The relief on the part of the evacuees was tremendous. So happy were they that, within a few weeks, nearly half of them had gone….right back to Lebanon.

That’s right. They got a free trip to Canada to visit their relatives and then went back home.

Thanks, suckers.

To see such a large group of people taking unfair advantage of their Canadian passports reminded me of the run-up to the June 1997 handover of Hong Kong to China.

During this time, there was a huge influx of “new Canadians” from Hong Kong. Once they got their papers, many went back, secure in the knowledge that their "new" home would bail them out in the event the Chinese government wanted to, say, shoot them in the head for expressing an opinion.

Now as a matter of principle, I believe in free travel. I do not believe passports ought to be required to go from one place to another. I also do not believe in war as a means of solving international disputes.

Unfortunately, mine is a minority position. Until the rest of the world feels the way I do, what should citizenship mean? And what obligations does a country have with respect to foreign nationals who knowingly put themselves in harm’s way? This is a question that should vex Libertarians, for there are no simple answers.

The Canadian passport, for example, has lately become a document of convenience for those who come from dangerous or potentially-dangerous parts of the world. Is it at least reasonable to ask what citizenship actually means? Certainly. Do I run the risk of having my Libertarian credentials yanked merely for asking the question? Perhaps.

In the meantime, exactly how many pseudo-Canadians are out there? I’ve no idea, but here are a few modest suggestions for reducing their number to zero in a very short period of time:

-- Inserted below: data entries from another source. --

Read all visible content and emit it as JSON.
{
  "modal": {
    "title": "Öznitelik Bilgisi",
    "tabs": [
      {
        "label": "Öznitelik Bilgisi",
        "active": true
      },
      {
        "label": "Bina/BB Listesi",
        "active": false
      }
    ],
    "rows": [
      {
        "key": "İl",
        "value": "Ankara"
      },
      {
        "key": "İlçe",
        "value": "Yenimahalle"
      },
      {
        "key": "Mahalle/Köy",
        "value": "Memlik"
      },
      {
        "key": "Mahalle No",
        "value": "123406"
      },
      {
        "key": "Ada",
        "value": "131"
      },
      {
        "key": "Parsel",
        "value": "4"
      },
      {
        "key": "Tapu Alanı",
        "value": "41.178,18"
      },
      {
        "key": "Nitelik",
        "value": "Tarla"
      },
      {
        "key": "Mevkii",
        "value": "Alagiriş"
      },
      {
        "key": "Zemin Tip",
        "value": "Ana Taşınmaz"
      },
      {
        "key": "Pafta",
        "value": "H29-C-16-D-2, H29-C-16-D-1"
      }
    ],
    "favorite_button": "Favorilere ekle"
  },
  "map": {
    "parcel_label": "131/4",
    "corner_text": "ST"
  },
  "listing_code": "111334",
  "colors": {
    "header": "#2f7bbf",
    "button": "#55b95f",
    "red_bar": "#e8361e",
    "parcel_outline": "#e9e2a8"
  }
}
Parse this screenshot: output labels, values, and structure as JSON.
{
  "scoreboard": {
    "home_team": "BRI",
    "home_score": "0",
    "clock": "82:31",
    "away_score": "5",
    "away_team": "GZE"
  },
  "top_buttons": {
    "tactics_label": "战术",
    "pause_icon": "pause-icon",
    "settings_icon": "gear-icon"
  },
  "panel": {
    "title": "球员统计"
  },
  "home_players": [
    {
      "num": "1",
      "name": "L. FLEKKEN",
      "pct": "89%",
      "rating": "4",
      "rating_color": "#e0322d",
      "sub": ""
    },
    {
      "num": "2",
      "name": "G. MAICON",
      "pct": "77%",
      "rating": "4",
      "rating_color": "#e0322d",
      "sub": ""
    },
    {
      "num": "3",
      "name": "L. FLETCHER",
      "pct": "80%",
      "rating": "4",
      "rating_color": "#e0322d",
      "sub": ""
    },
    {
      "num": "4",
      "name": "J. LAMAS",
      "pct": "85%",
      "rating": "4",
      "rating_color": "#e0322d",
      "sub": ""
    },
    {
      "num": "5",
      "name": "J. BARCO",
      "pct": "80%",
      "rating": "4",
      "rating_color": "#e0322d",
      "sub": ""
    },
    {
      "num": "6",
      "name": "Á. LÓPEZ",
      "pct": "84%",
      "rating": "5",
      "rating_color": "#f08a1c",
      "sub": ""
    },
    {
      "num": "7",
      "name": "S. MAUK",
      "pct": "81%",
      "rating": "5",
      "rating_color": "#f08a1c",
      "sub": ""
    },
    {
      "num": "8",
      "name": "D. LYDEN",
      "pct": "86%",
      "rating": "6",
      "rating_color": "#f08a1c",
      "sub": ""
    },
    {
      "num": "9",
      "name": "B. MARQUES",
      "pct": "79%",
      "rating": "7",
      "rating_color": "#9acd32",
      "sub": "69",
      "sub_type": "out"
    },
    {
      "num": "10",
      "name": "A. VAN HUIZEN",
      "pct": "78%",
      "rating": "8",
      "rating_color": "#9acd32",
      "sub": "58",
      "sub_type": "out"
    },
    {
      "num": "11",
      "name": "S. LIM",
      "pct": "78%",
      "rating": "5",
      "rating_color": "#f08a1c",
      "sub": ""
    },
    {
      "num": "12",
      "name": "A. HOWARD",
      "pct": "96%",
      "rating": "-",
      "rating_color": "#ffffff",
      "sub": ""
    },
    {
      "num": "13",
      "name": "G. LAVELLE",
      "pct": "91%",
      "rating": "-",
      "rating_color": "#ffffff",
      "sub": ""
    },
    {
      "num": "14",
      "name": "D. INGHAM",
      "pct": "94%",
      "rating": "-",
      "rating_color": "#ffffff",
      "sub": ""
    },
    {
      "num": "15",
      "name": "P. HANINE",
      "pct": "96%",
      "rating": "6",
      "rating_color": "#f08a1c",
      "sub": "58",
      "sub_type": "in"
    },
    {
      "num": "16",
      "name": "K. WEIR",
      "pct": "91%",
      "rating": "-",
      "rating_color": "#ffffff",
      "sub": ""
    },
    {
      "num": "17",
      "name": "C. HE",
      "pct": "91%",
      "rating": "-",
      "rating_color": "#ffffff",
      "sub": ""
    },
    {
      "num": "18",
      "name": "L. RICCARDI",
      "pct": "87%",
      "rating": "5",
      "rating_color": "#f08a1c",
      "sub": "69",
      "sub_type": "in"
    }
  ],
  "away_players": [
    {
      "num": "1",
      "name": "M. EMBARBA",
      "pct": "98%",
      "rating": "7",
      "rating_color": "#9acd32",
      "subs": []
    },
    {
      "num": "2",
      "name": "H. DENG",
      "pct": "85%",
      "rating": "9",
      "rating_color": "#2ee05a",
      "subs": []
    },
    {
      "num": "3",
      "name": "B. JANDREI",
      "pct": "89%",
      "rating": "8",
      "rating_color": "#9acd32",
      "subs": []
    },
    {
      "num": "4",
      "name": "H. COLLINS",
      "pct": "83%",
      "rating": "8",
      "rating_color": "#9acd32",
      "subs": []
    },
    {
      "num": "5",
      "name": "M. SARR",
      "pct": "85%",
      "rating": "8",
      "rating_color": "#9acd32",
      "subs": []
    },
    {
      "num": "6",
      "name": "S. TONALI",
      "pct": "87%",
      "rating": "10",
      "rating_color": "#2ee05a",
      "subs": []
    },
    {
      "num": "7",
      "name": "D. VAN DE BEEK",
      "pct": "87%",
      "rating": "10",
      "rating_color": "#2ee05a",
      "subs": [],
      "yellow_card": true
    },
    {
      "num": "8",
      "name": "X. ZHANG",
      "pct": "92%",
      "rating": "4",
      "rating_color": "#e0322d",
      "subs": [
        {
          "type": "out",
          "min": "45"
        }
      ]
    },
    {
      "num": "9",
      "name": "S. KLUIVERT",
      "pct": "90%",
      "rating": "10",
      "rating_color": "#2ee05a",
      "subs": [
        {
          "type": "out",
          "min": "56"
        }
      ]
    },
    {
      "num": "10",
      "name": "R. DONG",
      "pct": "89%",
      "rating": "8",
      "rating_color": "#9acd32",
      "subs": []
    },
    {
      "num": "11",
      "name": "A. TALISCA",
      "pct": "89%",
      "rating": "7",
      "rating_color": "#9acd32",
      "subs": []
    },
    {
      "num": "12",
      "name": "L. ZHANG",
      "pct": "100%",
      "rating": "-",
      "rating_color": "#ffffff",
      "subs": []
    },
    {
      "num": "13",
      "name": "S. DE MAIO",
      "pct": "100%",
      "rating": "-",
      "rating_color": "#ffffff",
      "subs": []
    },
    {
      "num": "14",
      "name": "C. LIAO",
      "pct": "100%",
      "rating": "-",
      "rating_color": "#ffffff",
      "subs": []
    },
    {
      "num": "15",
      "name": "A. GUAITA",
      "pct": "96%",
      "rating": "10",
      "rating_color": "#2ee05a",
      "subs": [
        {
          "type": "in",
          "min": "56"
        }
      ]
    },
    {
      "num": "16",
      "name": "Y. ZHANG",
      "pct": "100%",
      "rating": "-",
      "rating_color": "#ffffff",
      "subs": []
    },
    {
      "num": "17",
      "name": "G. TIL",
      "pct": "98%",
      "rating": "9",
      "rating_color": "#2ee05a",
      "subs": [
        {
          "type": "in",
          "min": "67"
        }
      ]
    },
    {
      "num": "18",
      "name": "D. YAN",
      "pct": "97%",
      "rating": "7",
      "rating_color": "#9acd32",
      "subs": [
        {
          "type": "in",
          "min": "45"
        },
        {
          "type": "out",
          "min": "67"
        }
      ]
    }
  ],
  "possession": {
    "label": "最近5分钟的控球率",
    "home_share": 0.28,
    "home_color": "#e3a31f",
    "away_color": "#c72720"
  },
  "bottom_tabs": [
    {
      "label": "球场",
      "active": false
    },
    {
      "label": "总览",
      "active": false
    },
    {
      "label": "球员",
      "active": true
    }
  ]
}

Stop bailing out Canadians abroad. When I lived thirty miles from the DMZ in Seoul, the threat of war loomed several times. (Ever experienced an air-raid warning while living in a city of 10 million? Not many Westerners under the age of sixty have. It’s eerie, to say the least.) A Canadian in southern Lebanon must know that war is imminent at just about any time. It’s just the nature of the neighborhood. So you want to visit or live in a prospective war zone or disaster area? Swell. You’re on your own.

End the farce of "dual" citizenship. You hold two or more passports? Let’s save some paper. Pick one. And if you don’t choose to be Canadian, then we can choose to send you back to your country of origin.

Put some kind of limit on how much "new" Canadians are entitled to. Look, I’m no idiot. I’ve read the studies showing that, on balance, immigrants give much more to Canada than they take out of it. In this they are like just about everyone else. But there are a few who wreck it for those who work hard. Let’s eliminate the few “bad apples” by letting them fend for themselves (say, five years – I’m flexible on the time period) for a while.

Deport those who grossly abuse the system. The number of crimes committed by landed immigrants is grossly out of proportion to the number committed by citizens, whether home-grown or naturalized. So here’s a new rule: if you get caught committing a crime while here as a landed immigrant or refugee, you’re out for good. Period. No exceptions.

To say I’m conflicted about this would be an understatement. Nearly everything I’ve written goes against my Libertarian inclinations. I don’t believe in borders. But there they are, and until we can figure out a way to make them go away, we can’t pretend they don’t exist. And we sure as heck can’t afford to subsidize other peoples’ dangerous choices.

October 27, 2006